Besides revolutionizing how you buy products and read content online, the iPad has also changed daily life from how women find the perfect lip shade to how men buy engagement rings. Now tablets are giving your hair a makeover too.
The Times has noticed a new, digital trend among New York hair salons: using iPads instead of magazines for hair inspiration and easy reading. Besides allowing for gorgeous visuals that pop, the iPad provides timely celebrity looks that even a weekly magazine can’t keep up with.

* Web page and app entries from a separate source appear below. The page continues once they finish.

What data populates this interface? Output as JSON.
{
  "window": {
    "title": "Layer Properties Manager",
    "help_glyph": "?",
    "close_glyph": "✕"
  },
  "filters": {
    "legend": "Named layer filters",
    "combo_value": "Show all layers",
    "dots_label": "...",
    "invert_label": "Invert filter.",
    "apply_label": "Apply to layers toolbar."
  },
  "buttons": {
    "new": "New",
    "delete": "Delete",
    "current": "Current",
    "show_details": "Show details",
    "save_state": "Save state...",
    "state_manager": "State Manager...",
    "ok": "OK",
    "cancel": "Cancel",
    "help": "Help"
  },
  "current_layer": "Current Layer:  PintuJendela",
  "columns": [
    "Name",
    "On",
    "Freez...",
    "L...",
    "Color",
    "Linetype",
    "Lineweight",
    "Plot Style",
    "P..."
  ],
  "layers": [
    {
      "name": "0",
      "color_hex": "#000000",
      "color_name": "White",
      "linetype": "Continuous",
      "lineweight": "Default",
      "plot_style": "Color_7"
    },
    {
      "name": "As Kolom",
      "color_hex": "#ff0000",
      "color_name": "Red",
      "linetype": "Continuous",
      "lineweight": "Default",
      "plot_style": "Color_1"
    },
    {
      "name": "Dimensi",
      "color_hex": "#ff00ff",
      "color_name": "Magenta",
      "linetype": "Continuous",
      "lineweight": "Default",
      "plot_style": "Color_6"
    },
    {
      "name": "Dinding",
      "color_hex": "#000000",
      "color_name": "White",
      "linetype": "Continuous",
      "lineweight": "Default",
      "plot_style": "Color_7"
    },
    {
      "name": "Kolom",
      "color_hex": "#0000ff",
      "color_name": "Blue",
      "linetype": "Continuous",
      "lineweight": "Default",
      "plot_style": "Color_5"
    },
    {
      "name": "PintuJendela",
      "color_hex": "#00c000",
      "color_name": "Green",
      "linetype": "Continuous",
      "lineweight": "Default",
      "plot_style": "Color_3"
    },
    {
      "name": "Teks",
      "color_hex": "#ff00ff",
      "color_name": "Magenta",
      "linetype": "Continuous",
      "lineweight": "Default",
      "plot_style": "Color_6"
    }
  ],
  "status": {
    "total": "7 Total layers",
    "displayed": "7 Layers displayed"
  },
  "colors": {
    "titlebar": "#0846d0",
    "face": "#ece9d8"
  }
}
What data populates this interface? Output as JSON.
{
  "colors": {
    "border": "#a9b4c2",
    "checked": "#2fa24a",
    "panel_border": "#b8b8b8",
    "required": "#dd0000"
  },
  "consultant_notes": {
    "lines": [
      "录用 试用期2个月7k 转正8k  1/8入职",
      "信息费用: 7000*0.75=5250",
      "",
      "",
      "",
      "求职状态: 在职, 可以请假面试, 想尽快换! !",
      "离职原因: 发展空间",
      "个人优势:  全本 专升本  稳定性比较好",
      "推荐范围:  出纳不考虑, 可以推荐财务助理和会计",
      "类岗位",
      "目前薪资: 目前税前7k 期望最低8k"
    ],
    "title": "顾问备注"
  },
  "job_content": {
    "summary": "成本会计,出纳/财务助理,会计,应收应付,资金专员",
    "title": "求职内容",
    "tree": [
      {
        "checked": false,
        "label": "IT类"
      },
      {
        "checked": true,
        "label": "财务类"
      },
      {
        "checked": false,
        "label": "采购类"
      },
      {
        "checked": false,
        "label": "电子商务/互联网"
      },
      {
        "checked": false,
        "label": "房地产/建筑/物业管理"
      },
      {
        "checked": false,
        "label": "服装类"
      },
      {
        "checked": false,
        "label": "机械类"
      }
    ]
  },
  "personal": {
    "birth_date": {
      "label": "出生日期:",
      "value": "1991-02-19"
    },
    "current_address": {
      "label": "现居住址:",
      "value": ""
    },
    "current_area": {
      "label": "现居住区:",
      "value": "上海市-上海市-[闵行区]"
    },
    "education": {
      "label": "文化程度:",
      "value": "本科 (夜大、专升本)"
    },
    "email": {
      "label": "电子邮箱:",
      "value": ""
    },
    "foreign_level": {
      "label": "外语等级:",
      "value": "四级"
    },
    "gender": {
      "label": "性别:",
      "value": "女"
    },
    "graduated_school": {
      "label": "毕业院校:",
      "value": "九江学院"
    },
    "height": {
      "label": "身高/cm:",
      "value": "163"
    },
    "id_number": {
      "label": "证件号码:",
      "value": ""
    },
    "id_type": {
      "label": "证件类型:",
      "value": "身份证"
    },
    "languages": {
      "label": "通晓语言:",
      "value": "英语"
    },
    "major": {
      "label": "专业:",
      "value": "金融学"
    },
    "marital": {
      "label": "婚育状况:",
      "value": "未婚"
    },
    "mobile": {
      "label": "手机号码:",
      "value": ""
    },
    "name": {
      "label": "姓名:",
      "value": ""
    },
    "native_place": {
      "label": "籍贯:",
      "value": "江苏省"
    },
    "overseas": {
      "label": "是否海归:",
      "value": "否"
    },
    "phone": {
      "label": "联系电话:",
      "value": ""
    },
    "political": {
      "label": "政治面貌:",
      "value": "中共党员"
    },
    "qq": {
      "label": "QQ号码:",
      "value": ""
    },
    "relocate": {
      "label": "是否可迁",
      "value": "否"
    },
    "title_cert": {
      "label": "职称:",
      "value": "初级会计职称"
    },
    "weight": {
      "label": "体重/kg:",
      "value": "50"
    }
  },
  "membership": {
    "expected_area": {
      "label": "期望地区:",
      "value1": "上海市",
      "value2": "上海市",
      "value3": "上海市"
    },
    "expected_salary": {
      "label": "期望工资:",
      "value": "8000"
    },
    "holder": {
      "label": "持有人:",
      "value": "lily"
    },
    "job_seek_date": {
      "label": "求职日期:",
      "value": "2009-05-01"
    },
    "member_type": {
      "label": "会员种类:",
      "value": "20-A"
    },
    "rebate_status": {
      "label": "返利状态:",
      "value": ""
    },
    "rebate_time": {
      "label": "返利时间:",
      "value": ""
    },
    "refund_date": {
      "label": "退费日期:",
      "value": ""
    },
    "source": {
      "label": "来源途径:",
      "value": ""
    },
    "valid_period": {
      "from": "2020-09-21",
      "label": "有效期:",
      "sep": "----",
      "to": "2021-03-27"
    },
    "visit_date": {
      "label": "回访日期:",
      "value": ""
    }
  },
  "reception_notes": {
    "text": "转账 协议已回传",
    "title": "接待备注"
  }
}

Ms. Rummo [of Salon AKS] said that she spends up to 20 minutes consulting with a client over different looks using the free MyGallery app. And unlike the months-old images found in dusty tear-sheet albums, ones on the iPad allow for up-to-the-minute results. For example, the salon downloaded images from the 2011 Metropolitan Museum of Art Costume Institute gala for its clients the next day.
And as anyone who’s ever used the search function knows, the internet is the perfect antidote to finding the most esoteric hairstyle.
“If someone comes in and asks a younger stylist for a Veronica Lake look, the stylist might have no idea who that is,” Ms. Rummo said. With the iPad, stumped hairdressers can now call up pictures of Ms. Lake, the 1940s actress famous for her peekaboo waves.
At some salons, iPads are even used in place of magazines for easy reading.
It’s not just the stately Fifth Avenue salons that are using tablets. In Little Korea on East 32nd Street, Aate Beauty Salon has the devices stuck to the wall with Velcro in front of each chair. But it uses them more to entertain clients than to consult with them.
Magazines have been worried about the iPad’s dominance and scrambled to develop fun and engaging apps themselves (see Seventeen and Glamour, among many others). In fact, thanks to InStyle’s Hairstyle Try-On app, women can experiment with new celebrity cuts before their appointment. Similar to Lancome’s virtual makeup tool, women upload a photo before trying on endless hairstyles based on face type, celebrity, length, color, and style. What’s impressive about InStyle’s app is that instead of being a stagnant tool, the living app updates its looks twice a month in addition to offering a salon finder feature selected by InStyle editors.
Granted, we doubt this iPad trend is sweeping every salon in America, but we wouldn’t be surprised if that was commonplace in the next five years.